Although she had shown no symptoms before vaccination, tests revealed that Hannah has an abnormality called mitochondrial dysfunction (MD). Mitochondria are the power generators in cells; they're particularly important for the energy-gobbling brain and muscles. The US government doctors felt that the vaccines aggravated Hannah's MD and that this resulted in her developing autism. Recent research found that more than one autistic child in 25 has MD. More than one child in 200 - at least 3,000 - is born with mitochondrial abnormalities in the UK every year, according to Dr Halvorsen, who believes some of these will be - like Hannah - at risk of autistic regression following vaccination. (Other problems possibly linked to vaccinations include asthma, eczema and diabetes.)
But the vaccine/autism link is not a straightforward case of cause and effect. It is 'multi-factorial: MD is another part of the whole jigsaw puzzle,' says Dr Halvorsen. 'With Hannah, it may have been the mercury [a neurotoxin] in three of the vaccines, and/or the number of vaccines she was given - nine in a single hit.' Although mercury (in thimerosal) has been discontinued since 2004 in most vaccines, Dr Halvorsen says that, 'The continued use of aluminium [in mainstream vaccines] may also pose a risk, as it is highly toxic, causes brain damage and has been implicated in behavioural problems in children.'
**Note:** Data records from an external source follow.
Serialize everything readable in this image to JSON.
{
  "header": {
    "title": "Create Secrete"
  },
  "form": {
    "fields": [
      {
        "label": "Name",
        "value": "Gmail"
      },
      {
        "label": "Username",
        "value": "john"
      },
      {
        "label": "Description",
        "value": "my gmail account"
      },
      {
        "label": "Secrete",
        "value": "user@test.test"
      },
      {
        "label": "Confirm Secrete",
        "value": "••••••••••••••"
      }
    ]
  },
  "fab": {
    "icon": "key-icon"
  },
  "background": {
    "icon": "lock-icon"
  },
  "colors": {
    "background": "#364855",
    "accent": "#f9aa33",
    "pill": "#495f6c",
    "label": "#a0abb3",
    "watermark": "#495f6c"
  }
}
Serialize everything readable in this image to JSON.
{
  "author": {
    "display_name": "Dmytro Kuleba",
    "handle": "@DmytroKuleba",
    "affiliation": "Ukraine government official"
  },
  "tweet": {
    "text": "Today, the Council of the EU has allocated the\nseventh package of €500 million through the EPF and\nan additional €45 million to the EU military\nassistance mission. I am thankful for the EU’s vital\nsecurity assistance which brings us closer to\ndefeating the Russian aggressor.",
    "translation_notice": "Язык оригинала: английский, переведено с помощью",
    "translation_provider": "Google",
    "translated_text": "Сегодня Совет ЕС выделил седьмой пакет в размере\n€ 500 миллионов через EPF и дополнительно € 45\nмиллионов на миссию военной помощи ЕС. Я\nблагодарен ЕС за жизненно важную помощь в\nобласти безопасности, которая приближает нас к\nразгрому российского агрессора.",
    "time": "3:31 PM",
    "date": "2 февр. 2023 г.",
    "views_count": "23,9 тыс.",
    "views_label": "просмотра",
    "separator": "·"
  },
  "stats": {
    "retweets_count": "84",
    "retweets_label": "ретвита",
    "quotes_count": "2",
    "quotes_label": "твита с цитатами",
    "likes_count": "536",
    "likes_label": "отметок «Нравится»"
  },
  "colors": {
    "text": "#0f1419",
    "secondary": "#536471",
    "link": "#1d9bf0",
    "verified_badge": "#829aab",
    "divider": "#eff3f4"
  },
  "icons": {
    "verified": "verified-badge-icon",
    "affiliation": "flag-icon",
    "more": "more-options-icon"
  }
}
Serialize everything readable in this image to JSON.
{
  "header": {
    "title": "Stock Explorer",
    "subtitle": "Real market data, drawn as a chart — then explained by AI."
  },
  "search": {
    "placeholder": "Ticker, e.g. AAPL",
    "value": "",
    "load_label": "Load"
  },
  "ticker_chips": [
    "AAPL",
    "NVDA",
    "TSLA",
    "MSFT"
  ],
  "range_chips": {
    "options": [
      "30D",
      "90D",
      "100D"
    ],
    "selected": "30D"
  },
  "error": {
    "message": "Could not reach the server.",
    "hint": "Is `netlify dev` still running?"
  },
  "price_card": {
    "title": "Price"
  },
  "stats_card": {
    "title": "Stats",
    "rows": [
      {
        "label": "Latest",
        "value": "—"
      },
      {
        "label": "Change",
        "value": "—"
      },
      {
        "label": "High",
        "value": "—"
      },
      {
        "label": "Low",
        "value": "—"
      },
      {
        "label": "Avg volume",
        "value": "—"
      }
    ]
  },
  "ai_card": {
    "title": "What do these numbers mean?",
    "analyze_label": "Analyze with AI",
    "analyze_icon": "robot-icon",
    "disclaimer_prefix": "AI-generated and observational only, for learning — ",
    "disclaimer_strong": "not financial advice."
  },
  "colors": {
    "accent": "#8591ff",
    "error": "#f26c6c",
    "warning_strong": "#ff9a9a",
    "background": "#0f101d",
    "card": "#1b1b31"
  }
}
Another theory for the vaccine/autism link is based on long-term research by the Autism Research Unit (ARU) at the University of Sunderland. Scientists there believe up to one in ten cases of autism are caused by a metabolic disorder, which involves an intolerance to compounds mainly found in dietary gluten and/or casein (a protein found in milk and often used in processed foods). Problems can start when the balance of good and bad gut bacteria is disturbed, which can follow repeated doses of antibiotics. …